> **What is needed**: Would you return each record that follows word for word, without its pictures?

(Page and application data records)
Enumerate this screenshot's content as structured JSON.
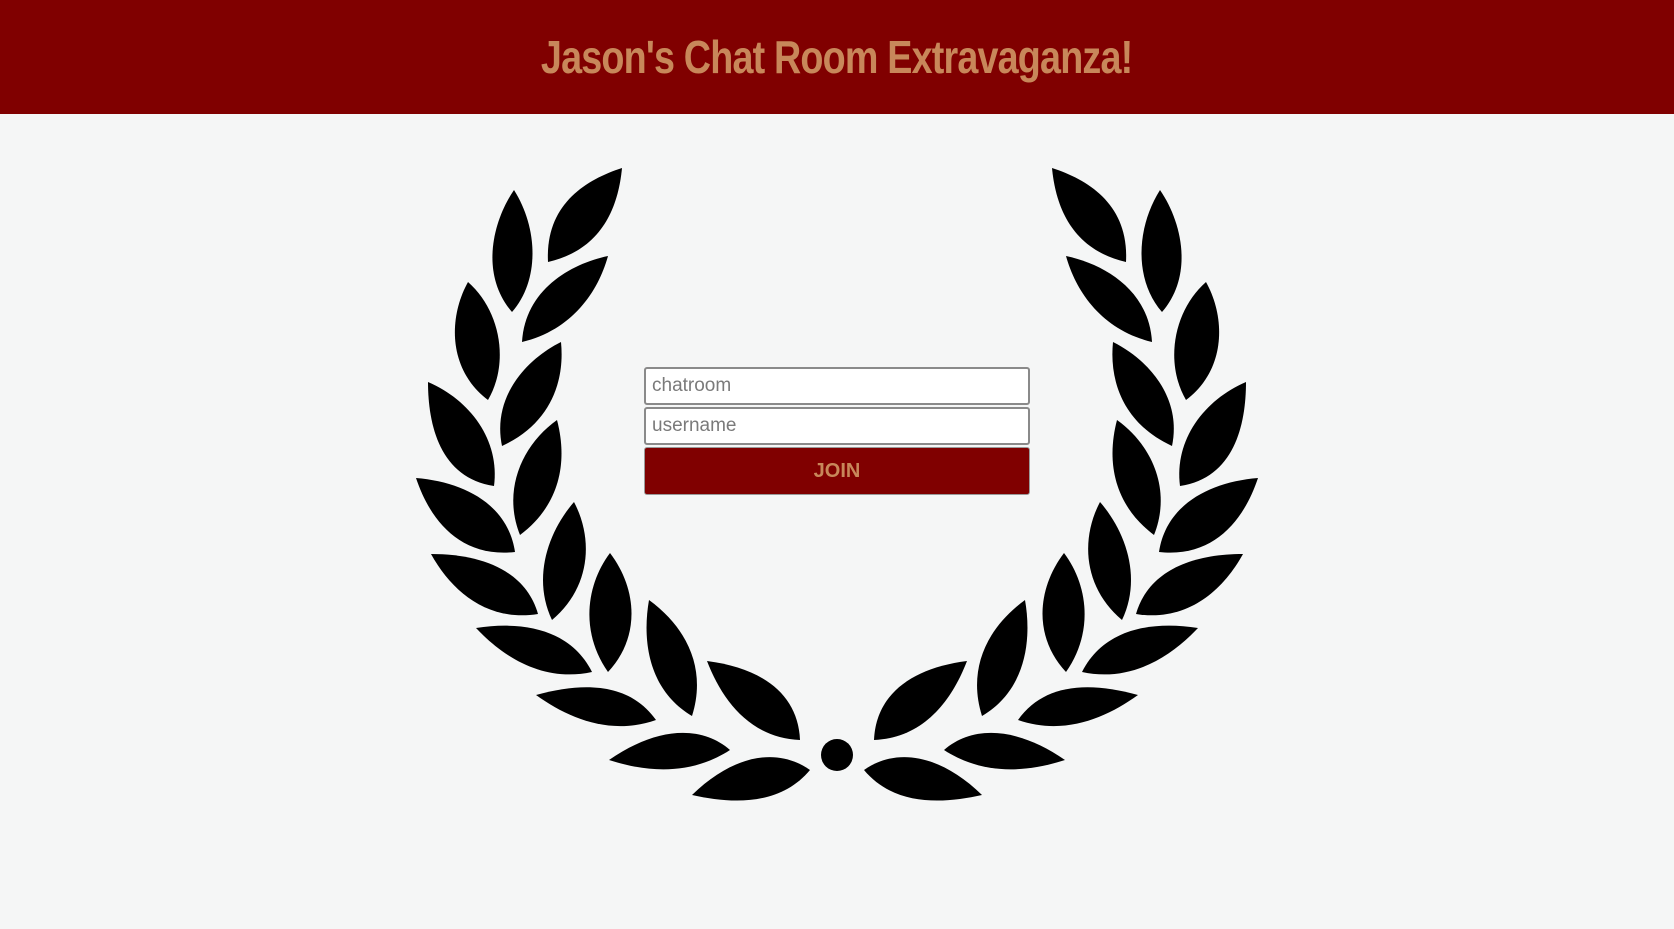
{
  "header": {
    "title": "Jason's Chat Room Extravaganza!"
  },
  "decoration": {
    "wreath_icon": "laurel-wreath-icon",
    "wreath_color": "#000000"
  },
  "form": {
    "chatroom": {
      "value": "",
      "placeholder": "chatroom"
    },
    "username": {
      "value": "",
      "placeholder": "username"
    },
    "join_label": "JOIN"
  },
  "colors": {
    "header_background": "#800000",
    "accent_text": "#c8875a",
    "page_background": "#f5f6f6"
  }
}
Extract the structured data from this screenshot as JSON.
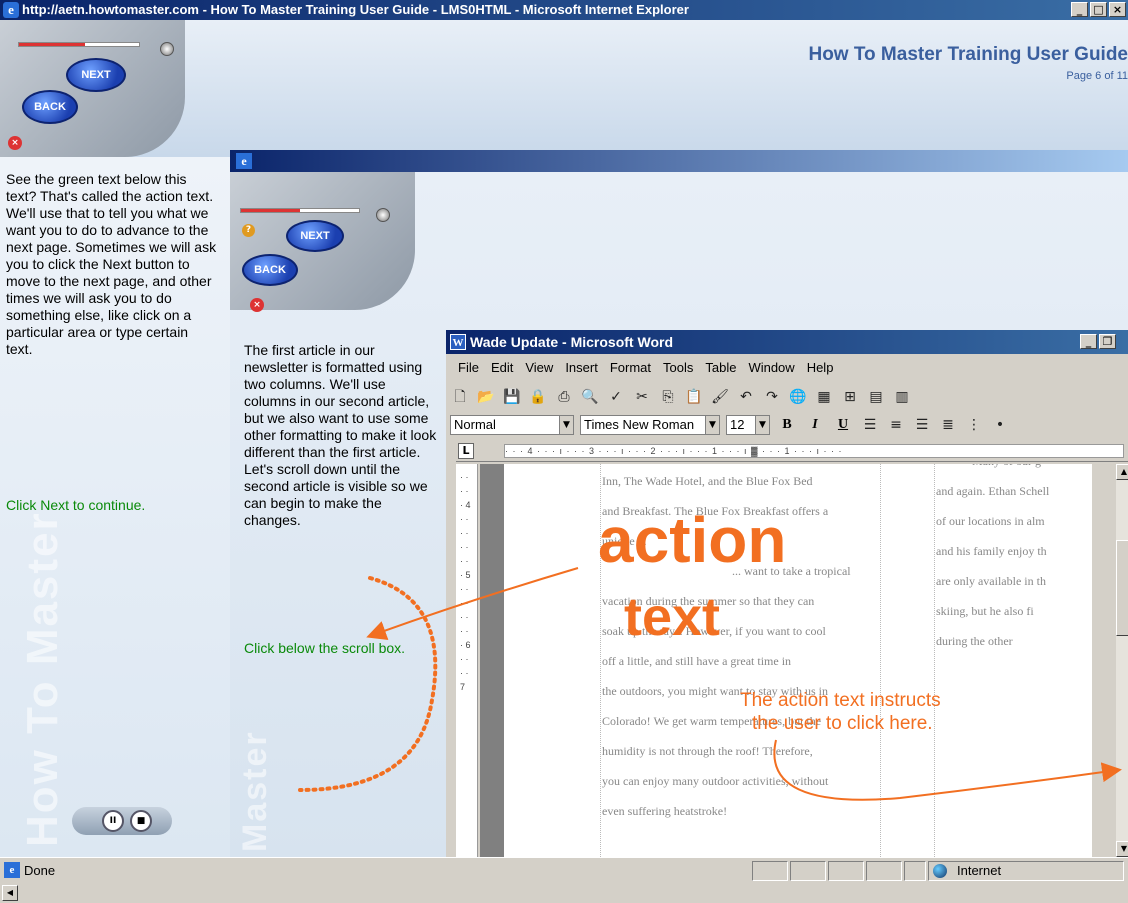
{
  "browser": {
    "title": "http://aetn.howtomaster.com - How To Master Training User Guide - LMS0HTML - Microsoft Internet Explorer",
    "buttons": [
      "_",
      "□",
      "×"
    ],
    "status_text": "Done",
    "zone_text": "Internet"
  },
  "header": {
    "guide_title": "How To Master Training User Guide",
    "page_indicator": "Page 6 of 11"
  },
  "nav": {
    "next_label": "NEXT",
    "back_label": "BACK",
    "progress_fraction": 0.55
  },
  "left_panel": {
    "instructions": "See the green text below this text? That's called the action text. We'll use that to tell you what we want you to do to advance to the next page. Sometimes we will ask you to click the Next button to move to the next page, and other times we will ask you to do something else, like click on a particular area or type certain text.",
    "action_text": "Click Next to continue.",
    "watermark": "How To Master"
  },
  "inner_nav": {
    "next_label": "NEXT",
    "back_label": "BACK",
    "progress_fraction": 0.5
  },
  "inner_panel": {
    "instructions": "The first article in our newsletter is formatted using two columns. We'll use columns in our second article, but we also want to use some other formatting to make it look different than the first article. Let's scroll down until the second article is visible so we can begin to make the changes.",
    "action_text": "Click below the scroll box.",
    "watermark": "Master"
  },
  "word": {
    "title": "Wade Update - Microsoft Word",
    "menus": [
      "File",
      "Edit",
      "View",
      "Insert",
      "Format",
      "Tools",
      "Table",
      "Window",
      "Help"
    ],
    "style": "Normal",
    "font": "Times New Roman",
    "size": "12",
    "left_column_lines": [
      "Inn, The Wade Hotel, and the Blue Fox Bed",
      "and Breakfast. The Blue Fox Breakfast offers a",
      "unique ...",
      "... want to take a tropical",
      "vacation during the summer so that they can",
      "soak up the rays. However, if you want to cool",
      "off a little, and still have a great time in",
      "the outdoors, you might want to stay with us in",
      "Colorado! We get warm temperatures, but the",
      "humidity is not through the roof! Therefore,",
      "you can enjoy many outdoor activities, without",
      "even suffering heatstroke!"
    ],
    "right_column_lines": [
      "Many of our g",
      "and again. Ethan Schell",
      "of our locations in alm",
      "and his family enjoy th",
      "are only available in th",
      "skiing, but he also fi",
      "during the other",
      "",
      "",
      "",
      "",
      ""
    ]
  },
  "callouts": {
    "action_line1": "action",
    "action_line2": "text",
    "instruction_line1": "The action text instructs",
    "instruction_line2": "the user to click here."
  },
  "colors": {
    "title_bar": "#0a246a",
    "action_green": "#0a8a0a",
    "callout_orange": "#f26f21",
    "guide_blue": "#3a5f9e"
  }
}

> **Output**:
Enumerate this screenshot's content as structured JSON.
{
  "header": {
    "title": "Jason's Chat Room Extravaganza!"
  },
  "decoration": {
    "wreath_icon": "laurel-wreath-icon",
    "wreath_color": "#000000"
  },
  "form": {
    "chatroom": {
      "value": "",
      "placeholder": "chatroom"
    },
    "username": {
      "value": "",
      "placeholder": "username"
    },
    "join_label": "JOIN"
  },
  "colors": {
    "header_background": "#800000",
    "accent_text": "#c8875a",
    "page_background": "#f5f6f6"
  }
}
Extract the structured data from this screenshot as JSON.
{
  "browser": {
    "title": "http://aetn.howtomaster.com - How To Master Training User Guide - LMS0HTML - Microsoft Internet Explorer",
    "buttons": [
      "_",
      "□",
      "×"
    ],
    "status_text": "Done",
    "zone_text": "Internet"
  },
  "header": {
    "guide_title": "How To Master Training User Guide",
    "page_indicator": "Page 6 of 11"
  },
  "nav": {
    "next_label": "NEXT",
    "back_label": "BACK",
    "progress_fraction": 0.55
  },
  "left_panel": {
    "instructions": "See the green text below this text? That's called the action text. We'll use that to tell you what we want you to do to advance to the next page. Sometimes we will ask you to click the Next button to move to the next page, and other times we will ask you to do something else, like click on a particular area or type certain text.",
    "action_text": "Click Next to continue.",
    "watermark": "How To Master"
  },
  "inner_nav": {
    "next_label": "NEXT",
    "back_label": "BACK",
    "progress_fraction": 0.5
  },
  "inner_panel": {
    "instructions": "The first article in our newsletter is formatted using two columns. We'll use columns in our second article, but we also want to use some other formatting to make it look different than the first article. Let's scroll down until the second article is visible so we can begin to make the changes.",
    "action_text": "Click below the scroll box.",
    "watermark": "Master"
  },
  "word": {
    "title": "Wade Update - Microsoft Word",
    "menus": [
      "File",
      "Edit",
      "View",
      "Insert",
      "Format",
      "Tools",
      "Table",
      "Window",
      "Help"
    ],
    "style": "Normal",
    "font": "Times New Roman",
    "size": "12",
    "left_column_lines": [
      "Inn, The Wade Hotel, and the Blue Fox Bed",
      "and Breakfast. The Blue Fox Breakfast offers a",
      "unique ...",
      "... want to take a tropical",
      "vacation during the summer so that they can",
      "soak up the rays. However, if you want to cool",
      "off a little, and still have a great time in",
      "the outdoors, you might want to stay with us in",
      "Colorado! We get warm temperatures, but the",
      "humidity is not through the roof! Therefore,",
      "you can enjoy many outdoor activities, without",
      "even suffering heatstroke!"
    ],
    "right_column_lines": [
      "Many of our g",
      "and again. Ethan Schell",
      "of our locations in alm",
      "and his family enjoy th",
      "are only available in th",
      "skiing, but he also fi",
      "during the other",
      "",
      "",
      "",
      "",
      ""
    ]
  },
  "callouts": {
    "action_line1": "action",
    "action_line2": "text",
    "instruction_line1": "The action text instructs",
    "instruction_line2": "the user to click here."
  },
  "colors": {
    "title_bar": "#0a246a",
    "action_green": "#0a8a0a",
    "callout_orange": "#f26f21",
    "guide_blue": "#3a5f9e"
  }
}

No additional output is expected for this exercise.